remember. This usurper, jealous of the growing power of his vassal, and afraid of its results, caused the death of the little son and daughter of the Mexican monarch. "The king, Huitzilihuitl," says the authority, "dissimulated this cruel offence, considering that this was no time to expose his people to open war with the Tepanecs, thus giving proof of a patriotism equal to personal sacrifice."
This was however not the end of the matter for after the death of his father, Chimalpopoca, who reigned in his stead became implicated in a conspiracy against Maxtla. It was discovered, and the punishment that the young king had to endure was to assume certain garments of the style worn by women sent him by Maxtla, as signs of effeminacy and cowardice, while Maxtla carried off and took to himself one of his wives. Chimalpopoca, waited to avenge these insults, and life being insupportable to him, resolved to sacrifice himself to the great god of his fathers, Huitzilopochtli; but Maxtla anticipated his intention, and seizing him, shut him up in a wooden case, such as was used for common criminals. The Mexican king, however, succeeded in his intent, by hanging himself from a bar of his disgraceful prison.
This chief had reigned but ten years; during this time he had an aqueduct constructed to bring clear water from Chapultepec to the city, and built a fine calzada, or paved road, to make direct communication between Tenochtitlan and Tlacopan.

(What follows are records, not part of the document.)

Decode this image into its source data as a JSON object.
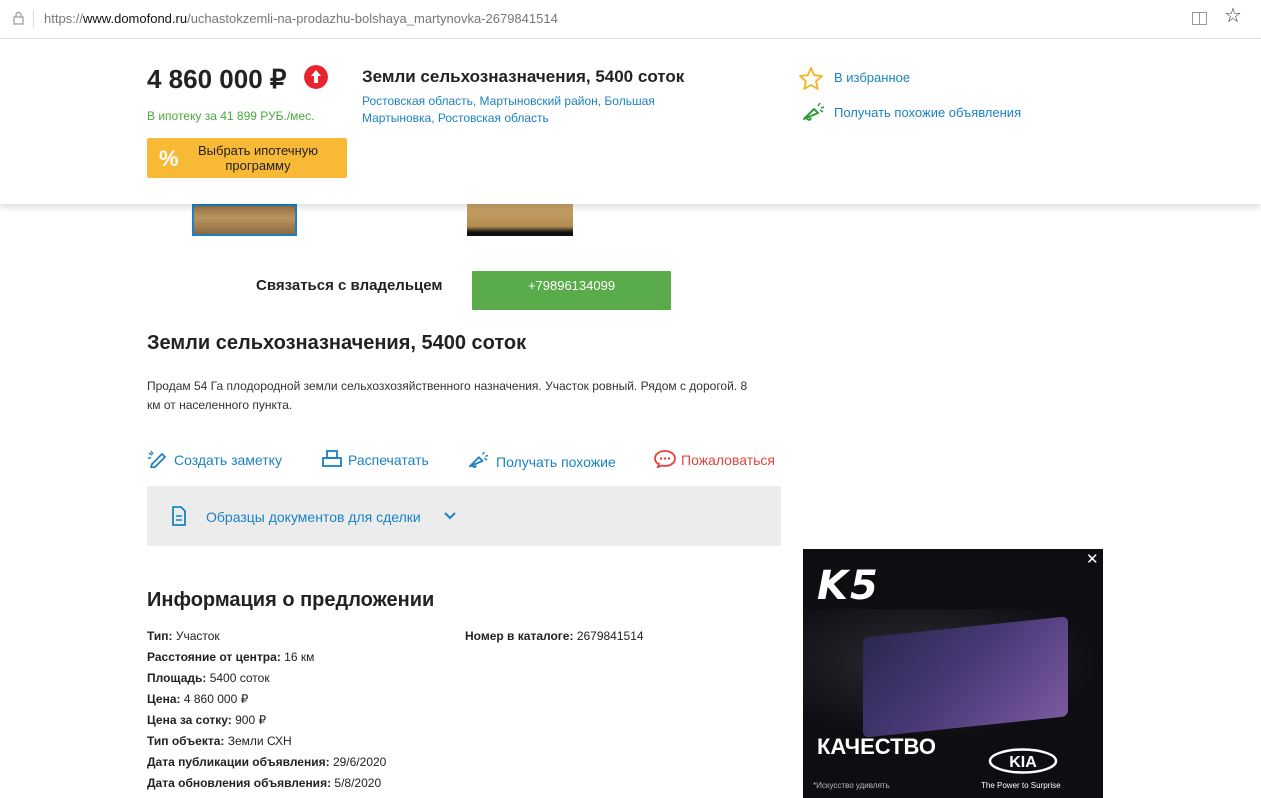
{
  "browser": {
    "url_prefix": "https://",
    "url_host": "www.domofond.ru",
    "url_path": "/uchastokzemli-na-prodazhu-bolshaya_martynovka-2679841514"
  },
  "header": {
    "price": "4 860 000 ₽",
    "mortgage_note": "В ипотеку за 41 899 РУБ./мес.",
    "mortgage_button_icon": "%",
    "mortgage_button_label": "Выбрать ипотечную программу",
    "title": "Земли сельхозназначения, 5400 соток",
    "address": "Ростовская область, Мартыновский район, Большая Мартыновка, Ростовская область",
    "favorite_label": "В избранное",
    "similar_label": "Получать похожие объявления"
  },
  "contact": {
    "label": "Связаться с владельцем",
    "phone": "+79896134099"
  },
  "listing": {
    "title": "Земли сельхозназначения, 5400 соток",
    "description": "Продам 54 Га плодородной земли сельхозхозяйственного назначения. Участок ровный. Рядом с дорогой. 8 км от населенного пункта."
  },
  "actions": {
    "note": "Создать заметку",
    "print": "Распечатать",
    "similar": "Получать похожие",
    "report": "Пожаловаться"
  },
  "docs": {
    "label": "Образцы документов для сделки"
  },
  "info": {
    "title": "Информация о предложении",
    "rows": [
      {
        "key": "Тип:",
        "value": "Участок"
      },
      {
        "key": "Расстояние от центра:",
        "value": "16 км"
      },
      {
        "key": "Площадь:",
        "value": "5400 соток"
      },
      {
        "key": "Цена:",
        "value": "4 860 000 ₽"
      },
      {
        "key": "Цена за сотку:",
        "value": "900 ₽"
      },
      {
        "key": "Тип объекта:",
        "value": "Земли СХН"
      },
      {
        "key": "Дата публикации объявления:",
        "value": "29/6/2020"
      },
      {
        "key": "Дата обновления объявления:",
        "value": "5/8/2020"
      }
    ],
    "catalog_key": "Номер в каталоге:",
    "catalog_value": "2679841514"
  },
  "ad": {
    "close": "✕",
    "model": "K5",
    "headline": "КАЧЕСТВО",
    "fine_print": "*Искусство удивлять",
    "logo": "KIA",
    "tagline": "The Power to Surprise"
  },
  "colors": {
    "link": "#1b82c5",
    "green": "#5aab4a",
    "mortgage": "#f8b937",
    "report": "#e5433b"
  }
}
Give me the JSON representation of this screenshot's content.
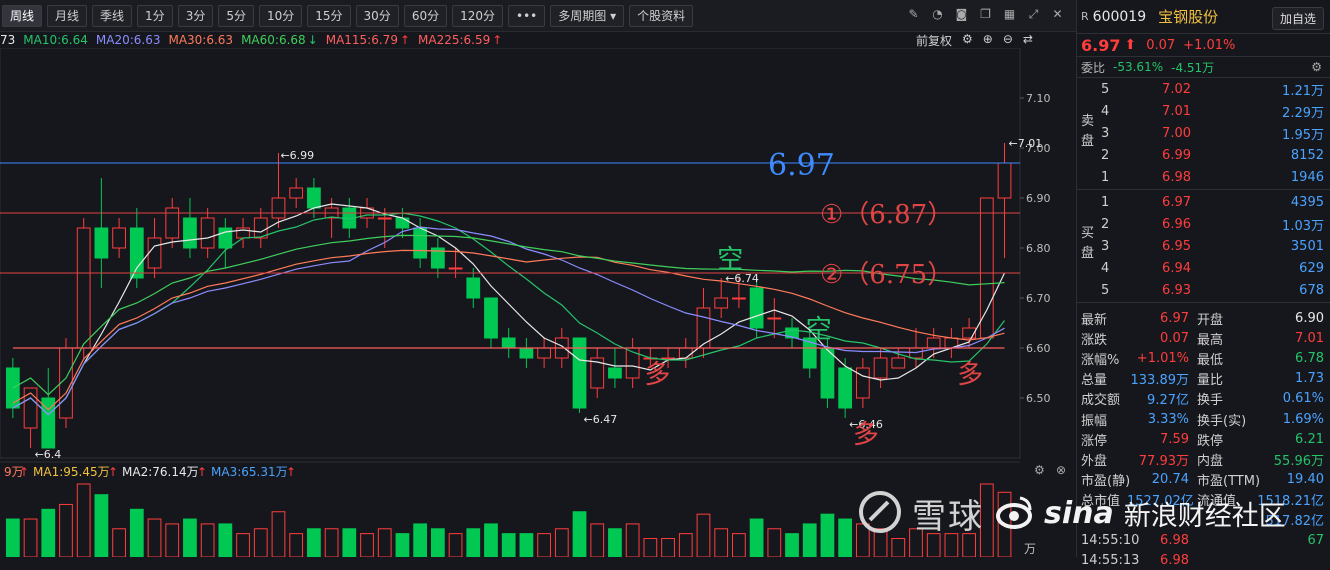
{
  "toolbar": {
    "periods": [
      "周线",
      "月线",
      "季线",
      "1分",
      "3分",
      "5分",
      "10分",
      "15分",
      "30分",
      "60分",
      "120分"
    ],
    "more": "•••",
    "multi": "多周期图",
    "profile": "个股资料",
    "fuquan": "前复权"
  },
  "ma_legend": [
    {
      "label": "73",
      "color": "#e8e8e8"
    },
    {
      "label": "MA10:6.64",
      "color": "#25c36a"
    },
    {
      "label": "MA20:6.63",
      "color": "#8a8cff"
    },
    {
      "label": "MA30:6.63",
      "color": "#ff7a5a"
    },
    {
      "label": "MA60:6.68",
      "color": "#3fcf5c"
    },
    {
      "label": "MA115:6.79",
      "color": "#ff5e5e"
    },
    {
      "label": "MA225:6.59",
      "color": "#ff5e5e"
    }
  ],
  "y_ticks": [
    "7.10",
    "7.00",
    "6.90",
    "6.80",
    "6.70",
    "6.60",
    "6.50"
  ],
  "chart_data": {
    "type": "candlestick",
    "ylim": [
      6.38,
      7.2
    ],
    "price_labels": [
      "7.01",
      "6.99",
      "6.74",
      "6.47",
      "6.46",
      "6.4"
    ],
    "last_price_label": "6.97",
    "levels": [
      {
        "label": "①（6.87）",
        "value": 6.87
      },
      {
        "label": "②（6.75）",
        "value": 6.75
      }
    ],
    "annotations": [
      "空",
      "空",
      "多",
      "多",
      "多"
    ],
    "candles": [
      [
        6.56,
        6.48,
        6.58,
        6.46
      ],
      [
        6.44,
        6.52,
        6.52,
        6.4
      ],
      [
        6.5,
        6.4,
        6.56,
        6.4
      ],
      [
        6.46,
        6.6,
        6.62,
        6.44
      ],
      [
        6.6,
        6.84,
        6.86,
        6.58
      ],
      [
        6.84,
        6.78,
        6.94,
        6.72
      ],
      [
        6.8,
        6.84,
        6.86,
        6.78
      ],
      [
        6.84,
        6.74,
        6.88,
        6.72
      ],
      [
        6.76,
        6.82,
        6.86,
        6.74
      ],
      [
        6.82,
        6.88,
        6.9,
        6.8
      ],
      [
        6.86,
        6.8,
        6.9,
        6.78
      ],
      [
        6.8,
        6.86,
        6.88,
        6.78
      ],
      [
        6.84,
        6.8,
        6.86,
        6.76
      ],
      [
        6.82,
        6.84,
        6.86,
        6.8
      ],
      [
        6.82,
        6.86,
        6.88,
        6.8
      ],
      [
        6.86,
        6.9,
        6.99,
        6.84
      ],
      [
        6.9,
        6.92,
        6.94,
        6.88
      ],
      [
        6.92,
        6.88,
        6.94,
        6.86
      ],
      [
        6.86,
        6.88,
        6.9,
        6.82
      ],
      [
        6.88,
        6.84,
        6.9,
        6.82
      ],
      [
        6.86,
        6.88,
        6.9,
        6.84
      ],
      [
        6.86,
        6.86,
        6.88,
        6.8
      ],
      [
        6.86,
        6.84,
        6.88,
        6.82
      ],
      [
        6.84,
        6.78,
        6.86,
        6.76
      ],
      [
        6.8,
        6.76,
        6.82,
        6.74
      ],
      [
        6.76,
        6.76,
        6.8,
        6.74
      ],
      [
        6.74,
        6.7,
        6.76,
        6.68
      ],
      [
        6.7,
        6.62,
        6.7,
        6.6
      ],
      [
        6.62,
        6.6,
        6.64,
        6.58
      ],
      [
        6.6,
        6.58,
        6.62,
        6.56
      ],
      [
        6.58,
        6.6,
        6.62,
        6.56
      ],
      [
        6.58,
        6.62,
        6.64,
        6.56
      ],
      [
        6.62,
        6.48,
        6.62,
        6.47
      ],
      [
        6.52,
        6.58,
        6.6,
        6.5
      ],
      [
        6.56,
        6.54,
        6.6,
        6.52
      ],
      [
        6.54,
        6.6,
        6.62,
        6.52
      ],
      [
        6.58,
        6.58,
        6.6,
        6.56
      ],
      [
        6.58,
        6.58,
        6.6,
        6.56
      ],
      [
        6.58,
        6.6,
        6.62,
        6.56
      ],
      [
        6.6,
        6.68,
        6.72,
        6.58
      ],
      [
        6.68,
        6.7,
        6.74,
        6.66
      ],
      [
        6.7,
        6.7,
        6.74,
        6.68
      ],
      [
        6.72,
        6.64,
        6.74,
        6.62
      ],
      [
        6.66,
        6.66,
        6.7,
        6.62
      ],
      [
        6.64,
        6.62,
        6.66,
        6.6
      ],
      [
        6.62,
        6.56,
        6.64,
        6.54
      ],
      [
        6.6,
        6.5,
        6.62,
        6.48
      ],
      [
        6.56,
        6.48,
        6.58,
        6.46
      ],
      [
        6.5,
        6.56,
        6.58,
        6.48
      ],
      [
        6.54,
        6.58,
        6.6,
        6.52
      ],
      [
        6.56,
        6.58,
        6.6,
        6.56
      ],
      [
        6.58,
        6.6,
        6.64,
        6.56
      ],
      [
        6.6,
        6.62,
        6.64,
        6.58
      ],
      [
        6.6,
        6.62,
        6.64,
        6.58
      ],
      [
        6.62,
        6.64,
        6.66,
        6.6
      ],
      [
        6.62,
        6.9,
        6.9,
        6.62
      ],
      [
        6.9,
        6.97,
        7.01,
        6.78
      ]
    ]
  },
  "volume": {
    "legend": [
      {
        "label": "9万",
        "color": "#ff7a5a"
      },
      {
        "label": "MA1:95.45万",
        "color": "#f0c040"
      },
      {
        "label": "MA2:76.14万",
        "color": "#e8e8e8"
      },
      {
        "label": "MA3:65.31万",
        "color": "#4aa3ff"
      }
    ],
    "unit": "万"
  },
  "stock": {
    "tag": "R",
    "code": "600019",
    "name": "宝钢股份",
    "add_btn": "加自选",
    "price": "6.97",
    "change": "0.07",
    "change_pct": "+1.01%",
    "weibi_label": "委比",
    "weibi": "-53.61%",
    "weicha": "-4.51万"
  },
  "book": {
    "sell_label": "卖盘",
    "buy_label": "买盘",
    "asks": [
      {
        "i": "5",
        "p": "7.02",
        "v": "1.21万"
      },
      {
        "i": "4",
        "p": "7.01",
        "v": "2.29万"
      },
      {
        "i": "3",
        "p": "7.00",
        "v": "1.95万"
      },
      {
        "i": "2",
        "p": "6.99",
        "v": "8152"
      },
      {
        "i": "1",
        "p": "6.98",
        "v": "1946"
      }
    ],
    "bids": [
      {
        "i": "1",
        "p": "6.97",
        "v": "4395"
      },
      {
        "i": "2",
        "p": "6.96",
        "v": "1.03万"
      },
      {
        "i": "3",
        "p": "6.95",
        "v": "3501"
      },
      {
        "i": "4",
        "p": "6.94",
        "v": "629"
      },
      {
        "i": "5",
        "p": "6.93",
        "v": "678"
      }
    ]
  },
  "stats": [
    {
      "l1": "最新",
      "v1": "6.97",
      "c1": "red",
      "l2": "开盘",
      "v2": "6.90",
      "c2": "white"
    },
    {
      "l1": "涨跌",
      "v1": "0.07",
      "c1": "red",
      "l2": "最高",
      "v2": "7.01",
      "c2": "red"
    },
    {
      "l1": "涨幅%",
      "v1": "+1.01%",
      "c1": "red",
      "l2": "最低",
      "v2": "6.78",
      "c2": "green"
    },
    {
      "l1": "总量",
      "v1": "133.89万",
      "c1": "blue",
      "l2": "量比",
      "v2": "1.73",
      "c2": "blue"
    },
    {
      "l1": "成交额",
      "v1": "9.27亿",
      "c1": "blue",
      "l2": "换手",
      "v2": "0.61%",
      "c2": "blue"
    },
    {
      "l1": "振幅",
      "v1": "3.33%",
      "c1": "blue",
      "l2": "换手(实)",
      "v2": "1.69%",
      "c2": "blue"
    },
    {
      "l1": "涨停",
      "v1": "7.59",
      "c1": "red",
      "l2": "跌停",
      "v2": "6.21",
      "c2": "green"
    },
    {
      "l1": "外盘",
      "v1": "77.93万",
      "c1": "red",
      "l2": "内盘",
      "v2": "55.96万",
      "c2": "green"
    },
    {
      "l1": "市盈(静)",
      "v1": "20.74",
      "c1": "blue",
      "l2": "市盈(TTM)",
      "v2": "19.40",
      "c2": "blue"
    },
    {
      "l1": "总市值",
      "v1": "1527.02亿",
      "c1": "blue",
      "l2": "流通值",
      "v2": "1518.21亿",
      "c2": "blue"
    },
    {
      "l1": "",
      "v1": "",
      "c1": "blue",
      "l2": "",
      "v2": "517.82亿",
      "c2": "blue"
    },
    {
      "l1": "14:55:10",
      "v1": "6.98",
      "c1": "red",
      "l2": "",
      "v2": "67",
      "c2": "green"
    },
    {
      "l1": "14:55:13",
      "v1": "6.98",
      "c1": "red",
      "l2": "",
      "v2": "",
      "c2": "blue"
    }
  ],
  "watermark": {
    "xueqiu": "雪球",
    "sina": "sina",
    "cj": "新浪财经社区"
  }
}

This was the period of the usurpation of Tezozomoc, king of Atzcapotzalco, who wrested the throne of the Chichimecs from Ixtlilxochitl, and killed this brave but unfortunate prince. Maxtla, the tyrant, was the son and heir of Tezozomoc, and as we have seen he poured his wrath upon Nezahualcoyotl, the legitimate heir to the throne of the Chichimecs, the monarchy of Texcuco or Aculhuacan.